Without a solid foundation to build your life upon, it’s easy to bend and break under pressure. Sometimes it’s necessary to bend a little, but you don’t want to break.

Think of your inner foundation in terms of what supports you and gives you strength. You can build your inner foundation upon your:

  • Mindset: the quality of your thoughts
  • Values: what’s important to you
  • Habits: daily routines that keep you grounded
  • Strengths: the things you’re naturally good at
  • Relationships: people who make you feel secure and supported

If you’re constantly trying to make changes in your life but nothing seems to stick, consider first whether you have the foundation necessary to support you.

“Building your foundation isn’t a one-time event. Habits will slip and you will need to rebuild them periodically. Your goals may change, forcing you to change your foundation to suit them. But if you’ve spent the time investing in a foundation initially, these changes are maintenance, not a complete reconstruction.”

Scott H. Young

Building a solid foundation in life


Do you have a strong inner foundation to help you stay grounded? Here’s how to build a solid foundation that helps you stay strong when life gets tough.

Here are some things to think about when it comes to your own foundation in life:

Mindset

  • What thoughts do you need to believe about yourself to feel supported?
  • How can you be more mindful of your own feelings and behaviors?
  • How can you focus on the current moment more than the past/future?

Values

  • What do you value in friendships and relationships? (e.g. a sense of humor, empathy, willingness to challenge you when necessary)
  • What do you value in your work? (e.g. flexibility, reliable co-workers, independence)
  • What are the top 3 values you want to uphold in your own life? (think about how you want others to describe you)

Habits

  • What are your current daily habits?
  • Are your habits self-supporting or self-defeating?
  • What habits would help make your life feel more balanced? (here are some examples)

Strengths

  • What are your biggest strengths?
  • How do these strengths help support you in life?
  • How can you make better use of your strengths in your daily life?

Relationships

  • What makes you feel most supported in a relationship/friendship?
  • Who are the people in your life who make you feel grounded?
  • Are there any relationships you need to let go of to feel more stable?

Ultimately, a strong inner foundation is what keeps you balanced, stable, and secure.

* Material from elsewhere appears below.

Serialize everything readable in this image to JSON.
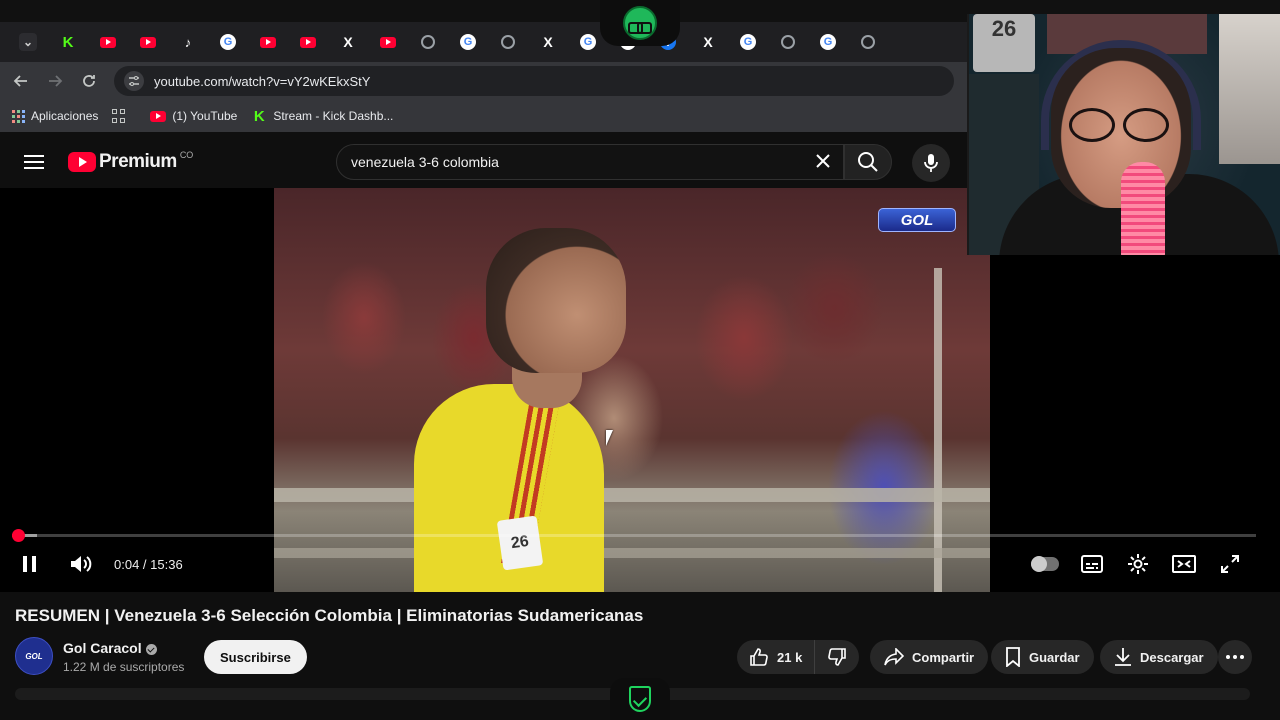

Come back to this concept whenever you notice yourself feeling unsteady.

Related Post: 5 Steps To A More Balanced Life


What could you achieve if you prioritized inner stability and security?

I hope this post has encouraged you to become mindful of your own foundation. Think of how you can use your thoughts, values, habits, strengths, and relationships to keep you grounded and reduce the pressure of daily life.

If you want to explore this topic further, check out this post about how to build a vision for your future.

The post How To Build A Strong Inner Foundation For Your Life appeared first on The Blissful Mind.